#### [Supplied data]
==*==

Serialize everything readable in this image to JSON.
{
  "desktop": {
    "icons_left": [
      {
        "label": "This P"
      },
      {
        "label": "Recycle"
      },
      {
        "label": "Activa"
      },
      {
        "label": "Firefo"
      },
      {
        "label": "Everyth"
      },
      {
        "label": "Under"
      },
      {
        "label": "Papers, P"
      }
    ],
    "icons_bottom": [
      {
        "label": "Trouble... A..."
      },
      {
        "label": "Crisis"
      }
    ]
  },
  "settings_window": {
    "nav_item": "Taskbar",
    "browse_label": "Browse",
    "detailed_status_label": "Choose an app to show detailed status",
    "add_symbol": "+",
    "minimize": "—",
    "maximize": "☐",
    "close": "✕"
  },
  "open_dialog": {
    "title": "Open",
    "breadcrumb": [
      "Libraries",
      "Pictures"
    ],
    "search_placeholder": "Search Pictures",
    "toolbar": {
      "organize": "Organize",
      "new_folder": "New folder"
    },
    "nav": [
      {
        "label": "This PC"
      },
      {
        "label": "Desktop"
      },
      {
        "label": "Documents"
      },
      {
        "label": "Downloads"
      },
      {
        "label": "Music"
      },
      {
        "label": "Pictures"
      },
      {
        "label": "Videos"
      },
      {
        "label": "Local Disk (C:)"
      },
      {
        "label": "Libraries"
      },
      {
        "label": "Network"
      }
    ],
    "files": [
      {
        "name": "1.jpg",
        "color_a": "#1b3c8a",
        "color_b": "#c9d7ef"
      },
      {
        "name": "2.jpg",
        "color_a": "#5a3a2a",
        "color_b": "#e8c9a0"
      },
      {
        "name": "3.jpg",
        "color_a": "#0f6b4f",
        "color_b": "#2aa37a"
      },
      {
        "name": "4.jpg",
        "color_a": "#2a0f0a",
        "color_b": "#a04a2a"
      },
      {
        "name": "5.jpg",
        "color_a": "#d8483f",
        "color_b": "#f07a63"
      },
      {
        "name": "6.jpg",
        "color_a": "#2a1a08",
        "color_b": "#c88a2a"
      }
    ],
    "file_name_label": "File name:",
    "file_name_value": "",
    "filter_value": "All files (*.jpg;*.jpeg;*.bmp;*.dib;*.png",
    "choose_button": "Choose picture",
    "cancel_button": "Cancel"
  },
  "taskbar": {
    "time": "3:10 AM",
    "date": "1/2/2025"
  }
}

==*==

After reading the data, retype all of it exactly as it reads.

#### [Completed task]
Serialize everything readable in this image to JSON.
{
  "desktop": {
    "icons_left": [
      {
        "label": "This P"
      },
      {
        "label": "Recycle"
      },
      {
        "label": "Activa"
      },
      {
        "label": "Firefo"
      },
      {
        "label": "Everyth"
      },
      {
        "label": "Under"
      },
      {
        "label": "Papers, P"
      }
    ],
    "icons_bottom": [
      {
        "label": "Trouble... A..."
      },
      {
        "label": "Crisis"
      }
    ]
  },
  "settings_window": {
    "nav_item": "Taskbar",
    "browse_label": "Browse",
    "detailed_status_label": "Choose an app to show detailed status",
    "add_symbol": "+",
    "minimize": "—",
    "maximize": "☐",
    "close": "✕"
  },
  "open_dialog": {
    "title": "Open",
    "breadcrumb": [
      "Libraries",
      "Pictures"
    ],
    "search_placeholder": "Search Pictures",
    "toolbar": {
      "organize": "Organize",
      "new_folder": "New folder"
    },
    "nav": [
      {
        "label": "This PC"
      },
      {
        "label": "Desktop"
      },
      {
        "label": "Documents"
      },
      {
        "label": "Downloads"
      },
      {
        "label": "Music"
      },
      {
        "label": "Pictures"
      },
      {
        "label": "Videos"
      },
      {
        "label": "Local Disk (C:)"
      },
      {
        "label": "Libraries"
      },
      {
        "label": "Network"
      }
    ],
    "files": [
      {
        "name": "1.jpg",
        "color_a": "#1b3c8a",
        "color_b": "#c9d7ef"
      },
      {
        "name": "2.jpg",
        "color_a": "#5a3a2a",
        "color_b": "#e8c9a0"
      },
      {
        "name": "3.jpg",
        "color_a": "#0f6b4f",
        "color_b": "#2aa37a"
      },
      {
        "name": "4.jpg",
        "color_a": "#2a0f0a",
        "color_b": "#a04a2a"
      },
      {
        "name": "5.jpg",
        "color_a": "#d8483f",
        "color_b": "#f07a63"
      },
      {
        "name": "6.jpg",
        "color_a": "#2a1a08",
        "color_b": "#c88a2a"
      }
    ],
    "file_name_label": "File name:",
    "file_name_value": "",
    "filter_value": "All files (*.jpg;*.jpeg;*.bmp;*.dib;*.png",
    "choose_button": "Choose picture",
    "cancel_button": "Cancel"
  },
  "taskbar": {
    "time": "3:10 AM",
    "date": "1/2/2025"
  }
}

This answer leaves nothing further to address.